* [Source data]
___

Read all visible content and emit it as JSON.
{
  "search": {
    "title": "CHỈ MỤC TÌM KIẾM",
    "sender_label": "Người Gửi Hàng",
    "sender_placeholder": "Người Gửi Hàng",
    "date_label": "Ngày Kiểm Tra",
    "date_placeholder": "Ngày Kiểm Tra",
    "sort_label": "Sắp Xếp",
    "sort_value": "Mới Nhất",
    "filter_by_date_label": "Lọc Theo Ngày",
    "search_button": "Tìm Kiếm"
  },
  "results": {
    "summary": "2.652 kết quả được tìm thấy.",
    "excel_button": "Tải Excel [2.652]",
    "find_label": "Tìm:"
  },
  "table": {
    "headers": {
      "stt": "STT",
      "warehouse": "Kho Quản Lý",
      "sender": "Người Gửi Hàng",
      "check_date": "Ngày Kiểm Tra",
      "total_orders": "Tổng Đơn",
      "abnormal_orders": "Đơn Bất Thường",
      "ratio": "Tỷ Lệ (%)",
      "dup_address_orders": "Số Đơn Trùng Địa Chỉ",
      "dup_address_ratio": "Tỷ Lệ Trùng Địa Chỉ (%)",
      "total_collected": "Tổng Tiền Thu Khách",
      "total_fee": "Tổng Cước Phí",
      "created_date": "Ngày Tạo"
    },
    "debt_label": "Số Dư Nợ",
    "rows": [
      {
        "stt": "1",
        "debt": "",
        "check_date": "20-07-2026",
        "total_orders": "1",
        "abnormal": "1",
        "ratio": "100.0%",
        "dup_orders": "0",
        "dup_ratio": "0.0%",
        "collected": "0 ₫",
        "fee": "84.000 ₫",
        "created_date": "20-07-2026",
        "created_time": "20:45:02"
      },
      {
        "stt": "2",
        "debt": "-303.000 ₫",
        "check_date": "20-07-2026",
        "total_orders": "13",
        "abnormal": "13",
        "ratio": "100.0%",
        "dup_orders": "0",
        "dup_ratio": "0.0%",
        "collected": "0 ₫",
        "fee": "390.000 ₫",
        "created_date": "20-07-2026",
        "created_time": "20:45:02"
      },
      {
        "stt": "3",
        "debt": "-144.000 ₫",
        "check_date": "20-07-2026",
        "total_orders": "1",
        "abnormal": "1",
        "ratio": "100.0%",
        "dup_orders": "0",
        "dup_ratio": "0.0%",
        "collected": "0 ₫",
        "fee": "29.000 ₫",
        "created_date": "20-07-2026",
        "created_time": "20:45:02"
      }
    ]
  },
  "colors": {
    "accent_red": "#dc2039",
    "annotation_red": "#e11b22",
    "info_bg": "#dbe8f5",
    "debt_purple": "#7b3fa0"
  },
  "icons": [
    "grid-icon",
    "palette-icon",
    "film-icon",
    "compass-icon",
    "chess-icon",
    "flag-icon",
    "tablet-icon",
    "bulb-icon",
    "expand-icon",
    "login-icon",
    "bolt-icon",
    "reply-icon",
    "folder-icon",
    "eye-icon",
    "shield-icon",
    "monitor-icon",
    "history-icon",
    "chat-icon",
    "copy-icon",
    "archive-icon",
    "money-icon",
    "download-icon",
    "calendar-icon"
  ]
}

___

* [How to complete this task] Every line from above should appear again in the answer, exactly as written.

* [Exercise result]
Read all visible content and emit it as JSON.
{
  "search": {
    "title": "CHỈ MỤC TÌM KIẾM",
    "sender_label": "Người Gửi Hàng",
    "sender_placeholder": "Người Gửi Hàng",
    "date_label": "Ngày Kiểm Tra",
    "date_placeholder": "Ngày Kiểm Tra",
    "sort_label": "Sắp Xếp",
    "sort_value": "Mới Nhất",
    "filter_by_date_label": "Lọc Theo Ngày",
    "search_button": "Tìm Kiếm"
  },
  "results": {
    "summary": "2.652 kết quả được tìm thấy.",
    "excel_button": "Tải Excel [2.652]",
    "find_label": "Tìm:"
  },
  "table": {
    "headers": {
      "stt": "STT",
      "warehouse": "Kho Quản Lý",
      "sender": "Người Gửi Hàng",
      "check_date": "Ngày Kiểm Tra",
      "total_orders": "Tổng Đơn",
      "abnormal_orders": "Đơn Bất Thường",
      "ratio": "Tỷ Lệ (%)",
      "dup_address_orders": "Số Đơn Trùng Địa Chỉ",
      "dup_address_ratio": "Tỷ Lệ Trùng Địa Chỉ (%)",
      "total_collected": "Tổng Tiền Thu Khách",
      "total_fee": "Tổng Cước Phí",
      "created_date": "Ngày Tạo"
    },
    "debt_label": "Số Dư Nợ",
    "rows": [
      {
        "stt": "1",
        "debt": "",
        "check_date": "20-07-2026",
        "total_orders": "1",
        "abnormal": "1",
        "ratio": "100.0%",
        "dup_orders": "0",
        "dup_ratio": "0.0%",
        "collected": "0 ₫",
        "fee": "84.000 ₫",
        "created_date": "20-07-2026",
        "created_time": "20:45:02"
      },
      {
        "stt": "2",
        "debt": "-303.000 ₫",
        "check_date": "20-07-2026",
        "total_orders": "13",
        "abnormal": "13",
        "ratio": "100.0%",
        "dup_orders": "0",
        "dup_ratio": "0.0%",
        "collected": "0 ₫",
        "fee": "390.000 ₫",
        "created_date": "20-07-2026",
        "created_time": "20:45:02"
      },
      {
        "stt": "3",
        "debt": "-144.000 ₫",
        "check_date": "20-07-2026",
        "total_orders": "1",
        "abnormal": "1",
        "ratio": "100.0%",
        "dup_orders": "0",
        "dup_ratio": "0.0%",
        "collected": "0 ₫",
        "fee": "29.000 ₫",
        "created_date": "20-07-2026",
        "created_time": "20:45:02"
      }
    ]
  },
  "colors": {
    "accent_red": "#dc2039",
    "annotation_red": "#e11b22",
    "info_bg": "#dbe8f5",
    "debt_purple": "#7b3fa0"
  },
  "icons": [
    "grid-icon",
    "palette-icon",
    "film-icon",
    "compass-icon",
    "chess-icon",
    "flag-icon",
    "tablet-icon",
    "bulb-icon",
    "expand-icon",
    "login-icon",
    "bolt-icon",
    "reply-icon",
    "folder-icon",
    "eye-icon",
    "shield-icon",
    "monitor-icon",
    "history-icon",
    "chat-icon",
    "copy-icon",
    "archive-icon",
    "money-icon",
    "download-icon",
    "calendar-icon"
  ]
}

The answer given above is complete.